WHAT YOU NEED TO DO =
Report every line of the records below that contains the word "Module".

(Collected data)

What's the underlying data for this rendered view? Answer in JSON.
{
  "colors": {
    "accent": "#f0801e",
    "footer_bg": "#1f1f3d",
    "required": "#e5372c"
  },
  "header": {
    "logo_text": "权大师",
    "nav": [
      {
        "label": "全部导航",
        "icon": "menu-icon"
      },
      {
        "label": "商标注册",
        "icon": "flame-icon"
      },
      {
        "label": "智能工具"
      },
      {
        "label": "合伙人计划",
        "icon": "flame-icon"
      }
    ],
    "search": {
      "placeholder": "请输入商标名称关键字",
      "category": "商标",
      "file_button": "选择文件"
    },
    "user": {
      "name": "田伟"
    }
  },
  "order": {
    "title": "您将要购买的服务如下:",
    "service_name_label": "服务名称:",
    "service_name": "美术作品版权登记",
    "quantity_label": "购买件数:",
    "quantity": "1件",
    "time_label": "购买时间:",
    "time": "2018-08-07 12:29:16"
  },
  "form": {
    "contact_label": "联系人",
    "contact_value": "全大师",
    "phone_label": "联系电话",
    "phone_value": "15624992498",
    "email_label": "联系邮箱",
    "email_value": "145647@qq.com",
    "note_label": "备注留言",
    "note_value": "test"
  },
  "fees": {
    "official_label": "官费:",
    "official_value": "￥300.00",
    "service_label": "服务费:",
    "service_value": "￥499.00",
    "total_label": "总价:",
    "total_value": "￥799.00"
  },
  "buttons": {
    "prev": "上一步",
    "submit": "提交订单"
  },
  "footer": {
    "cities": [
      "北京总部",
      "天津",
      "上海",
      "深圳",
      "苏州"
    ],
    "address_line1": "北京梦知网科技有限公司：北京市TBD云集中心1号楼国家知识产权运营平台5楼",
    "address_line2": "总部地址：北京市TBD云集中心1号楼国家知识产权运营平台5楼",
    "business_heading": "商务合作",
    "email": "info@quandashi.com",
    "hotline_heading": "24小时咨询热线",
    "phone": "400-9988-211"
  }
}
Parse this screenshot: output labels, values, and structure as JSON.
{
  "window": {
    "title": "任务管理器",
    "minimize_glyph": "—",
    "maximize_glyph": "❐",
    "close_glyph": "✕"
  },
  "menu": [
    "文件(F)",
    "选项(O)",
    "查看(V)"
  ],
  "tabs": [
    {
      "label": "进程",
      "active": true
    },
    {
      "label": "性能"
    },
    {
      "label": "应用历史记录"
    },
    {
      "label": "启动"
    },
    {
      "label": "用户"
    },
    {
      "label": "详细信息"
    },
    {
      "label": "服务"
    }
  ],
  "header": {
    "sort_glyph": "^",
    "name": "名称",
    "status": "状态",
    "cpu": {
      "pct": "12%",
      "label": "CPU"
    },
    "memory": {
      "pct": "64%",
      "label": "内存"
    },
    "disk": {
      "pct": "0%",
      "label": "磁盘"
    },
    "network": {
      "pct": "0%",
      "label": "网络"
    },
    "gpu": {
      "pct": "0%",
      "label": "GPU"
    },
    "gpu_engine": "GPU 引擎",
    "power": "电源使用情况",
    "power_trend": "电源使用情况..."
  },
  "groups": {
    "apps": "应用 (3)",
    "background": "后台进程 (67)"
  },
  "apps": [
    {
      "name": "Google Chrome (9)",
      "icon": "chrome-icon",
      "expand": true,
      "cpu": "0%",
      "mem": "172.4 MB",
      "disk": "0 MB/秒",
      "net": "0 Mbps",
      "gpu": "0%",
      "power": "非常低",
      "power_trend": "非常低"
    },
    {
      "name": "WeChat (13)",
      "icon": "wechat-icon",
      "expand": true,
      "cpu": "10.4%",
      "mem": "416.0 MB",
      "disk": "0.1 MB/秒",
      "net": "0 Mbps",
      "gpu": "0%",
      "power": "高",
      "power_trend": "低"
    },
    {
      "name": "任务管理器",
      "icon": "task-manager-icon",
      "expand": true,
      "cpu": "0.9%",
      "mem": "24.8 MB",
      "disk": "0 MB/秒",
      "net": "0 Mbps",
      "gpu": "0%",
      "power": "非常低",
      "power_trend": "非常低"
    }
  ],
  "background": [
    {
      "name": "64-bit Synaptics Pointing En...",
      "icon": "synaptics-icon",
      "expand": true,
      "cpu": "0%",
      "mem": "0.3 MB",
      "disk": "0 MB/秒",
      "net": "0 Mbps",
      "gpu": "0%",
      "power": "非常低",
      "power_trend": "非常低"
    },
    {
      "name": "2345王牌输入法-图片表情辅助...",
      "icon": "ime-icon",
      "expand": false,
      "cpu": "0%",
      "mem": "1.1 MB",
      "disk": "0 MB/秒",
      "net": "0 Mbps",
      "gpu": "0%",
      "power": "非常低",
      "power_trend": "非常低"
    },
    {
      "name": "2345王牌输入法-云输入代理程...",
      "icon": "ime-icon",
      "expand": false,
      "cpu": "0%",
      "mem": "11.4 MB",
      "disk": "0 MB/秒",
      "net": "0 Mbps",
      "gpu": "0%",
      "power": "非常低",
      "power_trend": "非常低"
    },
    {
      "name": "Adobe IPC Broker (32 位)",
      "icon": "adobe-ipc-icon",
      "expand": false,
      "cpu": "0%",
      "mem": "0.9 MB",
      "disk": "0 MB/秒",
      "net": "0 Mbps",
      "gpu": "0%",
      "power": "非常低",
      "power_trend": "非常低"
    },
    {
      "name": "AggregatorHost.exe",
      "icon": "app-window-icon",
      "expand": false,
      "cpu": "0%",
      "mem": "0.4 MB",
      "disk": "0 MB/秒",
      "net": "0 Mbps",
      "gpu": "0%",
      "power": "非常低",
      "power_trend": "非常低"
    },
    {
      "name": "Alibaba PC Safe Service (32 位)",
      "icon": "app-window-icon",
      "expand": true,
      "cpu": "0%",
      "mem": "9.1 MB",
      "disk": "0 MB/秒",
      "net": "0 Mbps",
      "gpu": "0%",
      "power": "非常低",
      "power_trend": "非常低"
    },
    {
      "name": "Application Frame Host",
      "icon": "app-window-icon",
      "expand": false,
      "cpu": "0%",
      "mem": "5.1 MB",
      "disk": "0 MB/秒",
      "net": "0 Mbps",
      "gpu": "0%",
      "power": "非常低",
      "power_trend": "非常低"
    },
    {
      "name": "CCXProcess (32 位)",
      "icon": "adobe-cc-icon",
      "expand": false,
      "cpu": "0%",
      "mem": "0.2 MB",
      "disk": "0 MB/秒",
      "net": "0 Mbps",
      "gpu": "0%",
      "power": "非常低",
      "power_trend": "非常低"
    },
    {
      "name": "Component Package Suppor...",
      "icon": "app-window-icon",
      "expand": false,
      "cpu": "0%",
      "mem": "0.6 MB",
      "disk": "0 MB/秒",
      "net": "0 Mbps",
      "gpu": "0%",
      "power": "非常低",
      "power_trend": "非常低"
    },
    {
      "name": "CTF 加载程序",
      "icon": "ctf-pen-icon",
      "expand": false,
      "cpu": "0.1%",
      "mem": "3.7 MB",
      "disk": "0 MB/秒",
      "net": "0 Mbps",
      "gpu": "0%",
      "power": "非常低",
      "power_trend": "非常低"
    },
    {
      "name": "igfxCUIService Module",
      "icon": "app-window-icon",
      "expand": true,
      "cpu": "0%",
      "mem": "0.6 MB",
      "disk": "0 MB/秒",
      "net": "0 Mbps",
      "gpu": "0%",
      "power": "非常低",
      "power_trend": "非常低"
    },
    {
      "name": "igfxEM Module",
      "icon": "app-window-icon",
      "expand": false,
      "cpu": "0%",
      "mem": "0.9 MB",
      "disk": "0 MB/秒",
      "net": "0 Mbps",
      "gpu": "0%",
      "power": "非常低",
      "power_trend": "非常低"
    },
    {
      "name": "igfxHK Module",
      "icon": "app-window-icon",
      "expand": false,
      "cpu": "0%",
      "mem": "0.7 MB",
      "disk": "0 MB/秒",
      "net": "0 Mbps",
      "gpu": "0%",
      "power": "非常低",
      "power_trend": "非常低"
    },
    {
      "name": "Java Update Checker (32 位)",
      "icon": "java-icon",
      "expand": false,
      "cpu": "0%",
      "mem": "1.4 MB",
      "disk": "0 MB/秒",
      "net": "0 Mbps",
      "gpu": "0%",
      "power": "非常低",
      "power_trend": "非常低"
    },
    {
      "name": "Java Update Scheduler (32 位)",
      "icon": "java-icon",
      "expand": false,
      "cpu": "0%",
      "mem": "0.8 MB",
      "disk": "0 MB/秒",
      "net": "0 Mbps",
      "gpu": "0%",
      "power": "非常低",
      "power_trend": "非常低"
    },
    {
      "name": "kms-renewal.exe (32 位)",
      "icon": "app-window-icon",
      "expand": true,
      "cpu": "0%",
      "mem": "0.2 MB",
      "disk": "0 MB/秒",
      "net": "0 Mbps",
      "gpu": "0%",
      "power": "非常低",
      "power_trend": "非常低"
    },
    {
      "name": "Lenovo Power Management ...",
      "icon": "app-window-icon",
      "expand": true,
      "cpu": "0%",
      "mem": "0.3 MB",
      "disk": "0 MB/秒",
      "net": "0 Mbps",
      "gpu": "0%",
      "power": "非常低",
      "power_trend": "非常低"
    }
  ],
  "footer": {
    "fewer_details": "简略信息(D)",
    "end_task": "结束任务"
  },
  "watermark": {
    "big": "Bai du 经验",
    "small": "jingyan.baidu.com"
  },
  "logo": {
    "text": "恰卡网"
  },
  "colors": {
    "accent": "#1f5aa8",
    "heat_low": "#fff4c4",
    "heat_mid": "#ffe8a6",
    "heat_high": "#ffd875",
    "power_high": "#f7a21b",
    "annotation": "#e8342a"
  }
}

EXPECTED OUTPUT =
      "name": "igfxCUIService Module",
      "name": "igfxEM Module",
      "name": "igfxHK Module",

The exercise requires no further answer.